Where do I start: http://www.aut.ac.nz/
8. School of Forestry and Environmental Studies, Yale University:
How can Yale, not come in a top ten list? The Yale School of Forestry and Environmental Studies offers masters degrees in environmental management, forestry, forest science, and environmental management--plus mid-career one- and five-year masters programs, and joint degrees with programs that include architecture, law, international relations, and divinity. Doctoral students focus their efforts on research; current options include biodiversity conservation, hydrology, pollution management, tropical ecology, and water resource management--plus many others.
Where do I start: http://environment.yale.edu/about/
9. Green Mountain College:
All students at Green Mountain College base their education around the Environmental Liberal Arts program, which includes classes on our understanding of nature, the ethics of environmental policies, and an intensive writing seminar.

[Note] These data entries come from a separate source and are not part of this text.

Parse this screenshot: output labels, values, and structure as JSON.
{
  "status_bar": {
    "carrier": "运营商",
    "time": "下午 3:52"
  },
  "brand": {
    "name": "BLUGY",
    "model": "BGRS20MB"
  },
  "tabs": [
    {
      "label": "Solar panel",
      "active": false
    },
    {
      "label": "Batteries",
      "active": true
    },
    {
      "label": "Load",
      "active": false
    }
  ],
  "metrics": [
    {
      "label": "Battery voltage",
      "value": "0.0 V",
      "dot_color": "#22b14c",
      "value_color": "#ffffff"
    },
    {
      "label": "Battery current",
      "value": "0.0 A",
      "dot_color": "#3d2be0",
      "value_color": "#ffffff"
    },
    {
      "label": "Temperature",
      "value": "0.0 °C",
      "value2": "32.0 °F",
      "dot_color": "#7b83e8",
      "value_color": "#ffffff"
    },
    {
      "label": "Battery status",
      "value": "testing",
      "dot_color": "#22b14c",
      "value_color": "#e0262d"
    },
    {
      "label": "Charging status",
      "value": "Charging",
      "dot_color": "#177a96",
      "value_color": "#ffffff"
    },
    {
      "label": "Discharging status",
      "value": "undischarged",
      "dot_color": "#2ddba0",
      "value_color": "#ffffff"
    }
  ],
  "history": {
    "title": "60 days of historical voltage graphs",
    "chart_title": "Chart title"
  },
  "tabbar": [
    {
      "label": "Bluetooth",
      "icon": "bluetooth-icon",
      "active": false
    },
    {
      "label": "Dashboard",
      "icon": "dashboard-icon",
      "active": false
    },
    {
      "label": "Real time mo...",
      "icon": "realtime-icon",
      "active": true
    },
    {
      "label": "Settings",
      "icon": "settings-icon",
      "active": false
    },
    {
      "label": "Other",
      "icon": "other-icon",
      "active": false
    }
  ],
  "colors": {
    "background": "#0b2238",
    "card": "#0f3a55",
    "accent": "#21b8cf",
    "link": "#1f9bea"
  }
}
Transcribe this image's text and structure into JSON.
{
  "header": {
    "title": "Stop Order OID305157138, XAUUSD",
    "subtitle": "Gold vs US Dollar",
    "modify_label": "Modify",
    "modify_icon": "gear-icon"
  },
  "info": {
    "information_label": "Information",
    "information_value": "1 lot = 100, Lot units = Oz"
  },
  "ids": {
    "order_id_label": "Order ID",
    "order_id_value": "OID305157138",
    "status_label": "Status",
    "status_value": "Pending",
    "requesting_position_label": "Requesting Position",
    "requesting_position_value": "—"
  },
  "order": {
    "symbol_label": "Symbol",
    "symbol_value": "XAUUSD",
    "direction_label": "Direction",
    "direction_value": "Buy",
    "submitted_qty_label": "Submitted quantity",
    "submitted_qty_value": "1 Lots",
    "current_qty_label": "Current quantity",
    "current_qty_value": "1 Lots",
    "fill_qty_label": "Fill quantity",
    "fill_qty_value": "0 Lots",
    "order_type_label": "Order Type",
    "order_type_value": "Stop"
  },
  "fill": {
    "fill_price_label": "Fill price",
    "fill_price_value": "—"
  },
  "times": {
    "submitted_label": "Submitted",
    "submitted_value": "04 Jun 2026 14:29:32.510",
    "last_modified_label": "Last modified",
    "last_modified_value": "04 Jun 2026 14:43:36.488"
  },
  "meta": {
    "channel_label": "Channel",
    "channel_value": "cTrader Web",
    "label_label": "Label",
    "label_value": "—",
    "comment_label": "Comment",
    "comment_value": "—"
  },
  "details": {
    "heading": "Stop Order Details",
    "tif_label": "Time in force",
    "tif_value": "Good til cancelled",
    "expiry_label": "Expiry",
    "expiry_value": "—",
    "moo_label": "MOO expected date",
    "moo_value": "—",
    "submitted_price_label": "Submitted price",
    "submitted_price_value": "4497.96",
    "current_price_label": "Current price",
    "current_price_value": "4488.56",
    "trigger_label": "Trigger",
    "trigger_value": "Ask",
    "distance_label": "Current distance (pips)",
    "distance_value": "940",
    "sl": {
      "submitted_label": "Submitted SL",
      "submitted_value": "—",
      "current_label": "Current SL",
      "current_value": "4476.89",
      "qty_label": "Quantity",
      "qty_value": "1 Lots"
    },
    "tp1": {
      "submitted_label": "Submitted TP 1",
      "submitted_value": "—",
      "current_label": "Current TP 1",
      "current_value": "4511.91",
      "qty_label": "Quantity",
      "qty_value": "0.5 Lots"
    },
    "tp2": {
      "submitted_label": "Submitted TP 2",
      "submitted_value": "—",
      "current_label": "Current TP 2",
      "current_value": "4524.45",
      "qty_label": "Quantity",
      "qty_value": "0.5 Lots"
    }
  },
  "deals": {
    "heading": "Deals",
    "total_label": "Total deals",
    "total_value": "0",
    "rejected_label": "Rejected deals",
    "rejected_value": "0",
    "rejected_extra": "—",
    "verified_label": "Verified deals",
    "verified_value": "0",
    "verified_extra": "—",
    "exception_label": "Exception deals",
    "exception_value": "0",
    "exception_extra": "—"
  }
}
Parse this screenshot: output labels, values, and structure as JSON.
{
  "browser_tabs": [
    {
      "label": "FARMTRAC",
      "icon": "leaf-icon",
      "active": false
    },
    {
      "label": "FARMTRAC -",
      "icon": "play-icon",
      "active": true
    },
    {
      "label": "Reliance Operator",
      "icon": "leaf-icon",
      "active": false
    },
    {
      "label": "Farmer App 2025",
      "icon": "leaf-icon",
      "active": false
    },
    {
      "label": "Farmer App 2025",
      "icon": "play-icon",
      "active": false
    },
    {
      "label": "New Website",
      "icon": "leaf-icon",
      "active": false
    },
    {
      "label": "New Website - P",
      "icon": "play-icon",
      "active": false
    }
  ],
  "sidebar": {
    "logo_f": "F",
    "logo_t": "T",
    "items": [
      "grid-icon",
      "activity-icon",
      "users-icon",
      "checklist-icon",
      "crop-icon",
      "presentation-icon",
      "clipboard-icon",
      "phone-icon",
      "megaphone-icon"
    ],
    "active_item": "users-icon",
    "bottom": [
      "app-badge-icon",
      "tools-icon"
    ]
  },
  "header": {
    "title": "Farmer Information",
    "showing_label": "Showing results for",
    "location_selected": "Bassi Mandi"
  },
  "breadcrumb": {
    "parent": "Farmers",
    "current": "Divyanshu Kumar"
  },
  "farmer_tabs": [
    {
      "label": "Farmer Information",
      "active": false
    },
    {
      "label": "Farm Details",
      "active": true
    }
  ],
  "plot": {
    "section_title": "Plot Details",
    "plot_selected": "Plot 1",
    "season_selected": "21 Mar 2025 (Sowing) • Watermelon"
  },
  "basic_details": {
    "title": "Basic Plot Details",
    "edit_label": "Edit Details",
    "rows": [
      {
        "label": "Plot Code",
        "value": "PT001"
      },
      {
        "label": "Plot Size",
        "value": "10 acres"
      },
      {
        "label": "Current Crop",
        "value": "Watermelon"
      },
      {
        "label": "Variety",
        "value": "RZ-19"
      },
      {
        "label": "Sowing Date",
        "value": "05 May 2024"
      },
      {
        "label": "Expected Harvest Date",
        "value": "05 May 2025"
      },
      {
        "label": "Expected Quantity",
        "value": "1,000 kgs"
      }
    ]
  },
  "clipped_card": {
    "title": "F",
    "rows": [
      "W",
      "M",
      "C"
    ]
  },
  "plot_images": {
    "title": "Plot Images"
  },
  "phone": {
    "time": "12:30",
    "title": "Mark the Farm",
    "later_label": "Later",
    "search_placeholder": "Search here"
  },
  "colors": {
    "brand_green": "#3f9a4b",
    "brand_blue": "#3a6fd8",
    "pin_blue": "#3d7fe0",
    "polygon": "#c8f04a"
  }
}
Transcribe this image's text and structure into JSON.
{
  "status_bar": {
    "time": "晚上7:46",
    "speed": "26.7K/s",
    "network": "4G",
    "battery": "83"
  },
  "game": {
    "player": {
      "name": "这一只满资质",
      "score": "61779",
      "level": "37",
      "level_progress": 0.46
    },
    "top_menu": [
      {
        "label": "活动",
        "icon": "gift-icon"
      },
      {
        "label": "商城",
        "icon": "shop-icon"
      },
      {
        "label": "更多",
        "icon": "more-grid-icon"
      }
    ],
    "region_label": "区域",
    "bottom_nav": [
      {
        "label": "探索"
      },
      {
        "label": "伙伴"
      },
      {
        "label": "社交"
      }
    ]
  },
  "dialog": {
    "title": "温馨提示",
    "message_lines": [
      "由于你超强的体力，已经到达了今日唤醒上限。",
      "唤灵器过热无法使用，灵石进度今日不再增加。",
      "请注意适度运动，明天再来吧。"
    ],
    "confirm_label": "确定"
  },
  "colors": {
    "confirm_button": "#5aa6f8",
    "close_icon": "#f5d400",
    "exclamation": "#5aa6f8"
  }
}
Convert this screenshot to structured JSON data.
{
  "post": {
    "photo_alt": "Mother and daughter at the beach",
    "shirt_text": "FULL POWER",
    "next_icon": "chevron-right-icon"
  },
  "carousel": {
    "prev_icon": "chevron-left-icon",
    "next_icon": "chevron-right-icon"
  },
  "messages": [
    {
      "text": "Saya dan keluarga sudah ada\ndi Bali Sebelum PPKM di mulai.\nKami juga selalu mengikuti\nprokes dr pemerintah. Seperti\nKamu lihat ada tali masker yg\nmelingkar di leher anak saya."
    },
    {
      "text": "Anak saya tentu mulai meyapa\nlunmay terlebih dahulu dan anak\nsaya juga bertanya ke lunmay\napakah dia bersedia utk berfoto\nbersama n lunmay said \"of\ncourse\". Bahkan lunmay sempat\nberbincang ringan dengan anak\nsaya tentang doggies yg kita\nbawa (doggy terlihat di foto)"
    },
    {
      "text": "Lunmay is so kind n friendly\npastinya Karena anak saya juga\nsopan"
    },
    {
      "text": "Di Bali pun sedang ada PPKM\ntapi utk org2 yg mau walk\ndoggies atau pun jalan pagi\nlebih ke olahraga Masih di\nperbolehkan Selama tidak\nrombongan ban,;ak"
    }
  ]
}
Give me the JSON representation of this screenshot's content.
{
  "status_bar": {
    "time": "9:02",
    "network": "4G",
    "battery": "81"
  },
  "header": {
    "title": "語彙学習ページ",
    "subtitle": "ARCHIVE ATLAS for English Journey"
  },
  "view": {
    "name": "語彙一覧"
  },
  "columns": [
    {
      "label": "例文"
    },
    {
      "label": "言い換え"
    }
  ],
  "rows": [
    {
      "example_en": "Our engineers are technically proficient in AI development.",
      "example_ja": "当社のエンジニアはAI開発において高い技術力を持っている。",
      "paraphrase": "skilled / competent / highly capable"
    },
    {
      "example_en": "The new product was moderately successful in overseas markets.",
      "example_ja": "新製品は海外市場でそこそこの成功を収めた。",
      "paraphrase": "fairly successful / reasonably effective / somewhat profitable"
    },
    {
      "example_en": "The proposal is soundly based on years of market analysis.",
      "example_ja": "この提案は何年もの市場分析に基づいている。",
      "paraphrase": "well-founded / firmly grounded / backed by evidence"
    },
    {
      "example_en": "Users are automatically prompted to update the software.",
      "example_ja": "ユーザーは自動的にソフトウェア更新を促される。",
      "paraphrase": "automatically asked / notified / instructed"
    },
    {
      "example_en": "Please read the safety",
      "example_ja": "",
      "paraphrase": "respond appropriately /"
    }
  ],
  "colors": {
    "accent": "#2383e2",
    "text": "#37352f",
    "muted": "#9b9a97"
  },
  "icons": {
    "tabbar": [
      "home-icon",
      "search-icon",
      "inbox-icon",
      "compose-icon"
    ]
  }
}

The campus's Farm & Food Project lets students participate in the growing process, from gardening organically to driving oxen, putting them in touch with what the farm manager calls, "the food revolution that is transforming farming."
Where do I start: http://www.greenmtn.edu/
10. SUNY-ESF Syracuse, New York:
The last one on our list is one of the favorites opted by students. The college handles more than 25,000 acres of land in Central New York and the Adirondack Park, where nearly 2,500 students in the graduate and undergraduate program choose majors as specific as aquatic and fisheries science, construction management, forest ecosystem science, paper engineering, and bioprocess engineering.
Where do I start: http://www.esf.edu/
The earth needs us, just as much as we need the earth. The world is ending faster than we think. So go ahead, save our planet!